(Data about app and page elements)
========

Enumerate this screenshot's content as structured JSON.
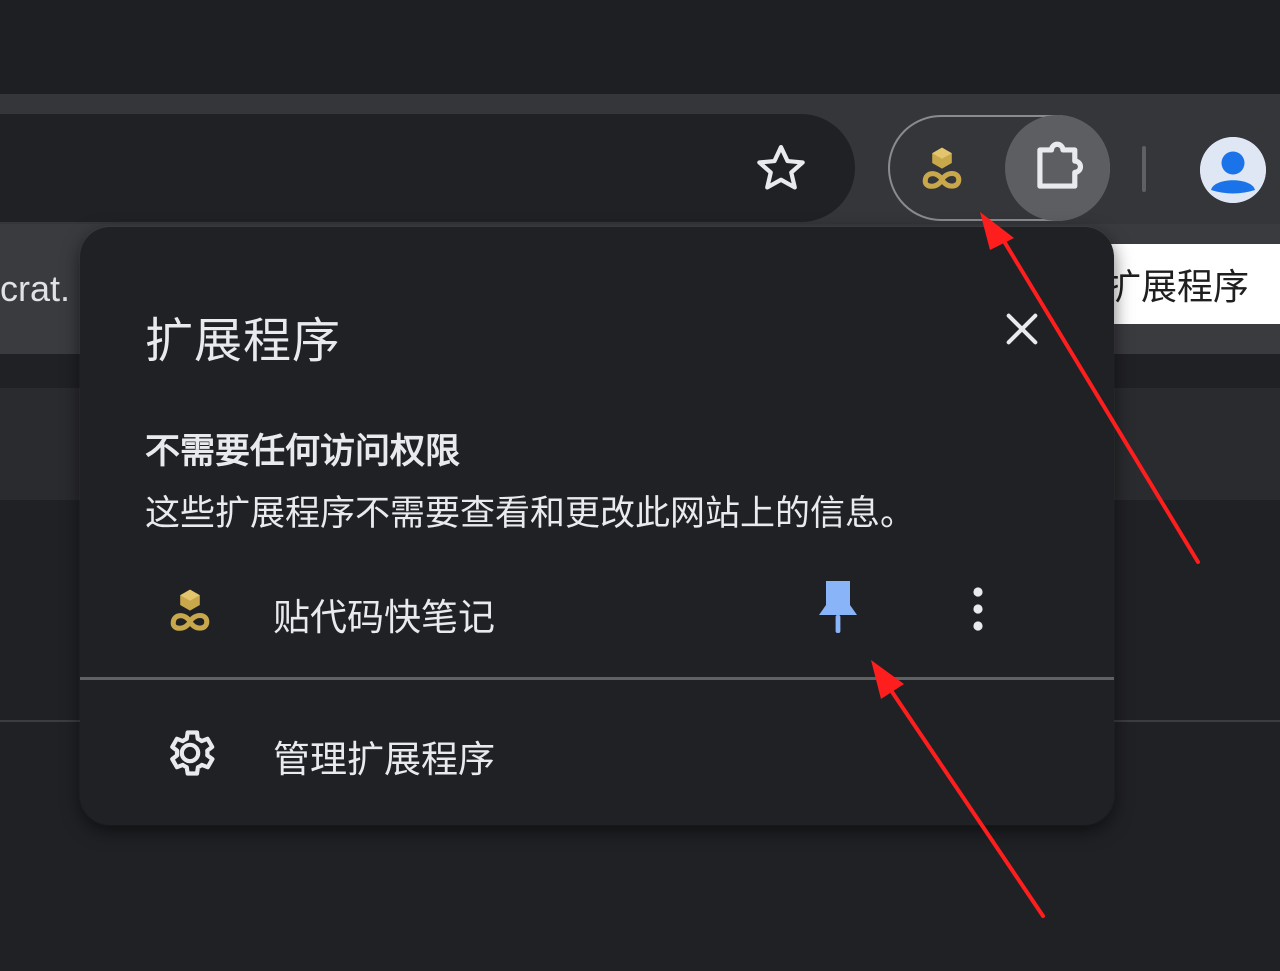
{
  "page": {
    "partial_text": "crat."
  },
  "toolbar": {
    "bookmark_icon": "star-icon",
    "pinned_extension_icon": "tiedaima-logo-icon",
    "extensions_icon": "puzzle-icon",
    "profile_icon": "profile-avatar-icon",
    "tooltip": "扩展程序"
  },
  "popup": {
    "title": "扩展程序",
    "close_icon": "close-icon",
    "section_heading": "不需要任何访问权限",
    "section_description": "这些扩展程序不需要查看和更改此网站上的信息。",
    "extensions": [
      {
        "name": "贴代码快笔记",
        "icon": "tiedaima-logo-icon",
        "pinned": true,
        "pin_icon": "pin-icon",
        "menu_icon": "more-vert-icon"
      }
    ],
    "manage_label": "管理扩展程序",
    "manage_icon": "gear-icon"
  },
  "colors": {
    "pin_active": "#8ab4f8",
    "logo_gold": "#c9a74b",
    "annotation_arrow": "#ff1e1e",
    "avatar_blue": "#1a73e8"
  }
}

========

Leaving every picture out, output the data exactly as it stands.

Enumerate this screenshot's content as structured JSON.
{
  "page": {
    "partial_text": "crat."
  },
  "toolbar": {
    "bookmark_icon": "star-icon",
    "pinned_extension_icon": "tiedaima-logo-icon",
    "extensions_icon": "puzzle-icon",
    "profile_icon": "profile-avatar-icon",
    "tooltip": "扩展程序"
  },
  "popup": {
    "title": "扩展程序",
    "close_icon": "close-icon",
    "section_heading": "不需要任何访问权限",
    "section_description": "这些扩展程序不需要查看和更改此网站上的信息。",
    "extensions": [
      {
        "name": "贴代码快笔记",
        "icon": "tiedaima-logo-icon",
        "pinned": true,
        "pin_icon": "pin-icon",
        "menu_icon": "more-vert-icon"
      }
    ],
    "manage_label": "管理扩展程序",
    "manage_icon": "gear-icon"
  },
  "colors": {
    "pin_active": "#8ab4f8",
    "logo_gold": "#c9a74b",
    "annotation_arrow": "#ff1e1e",
    "avatar_blue": "#1a73e8"
  }
}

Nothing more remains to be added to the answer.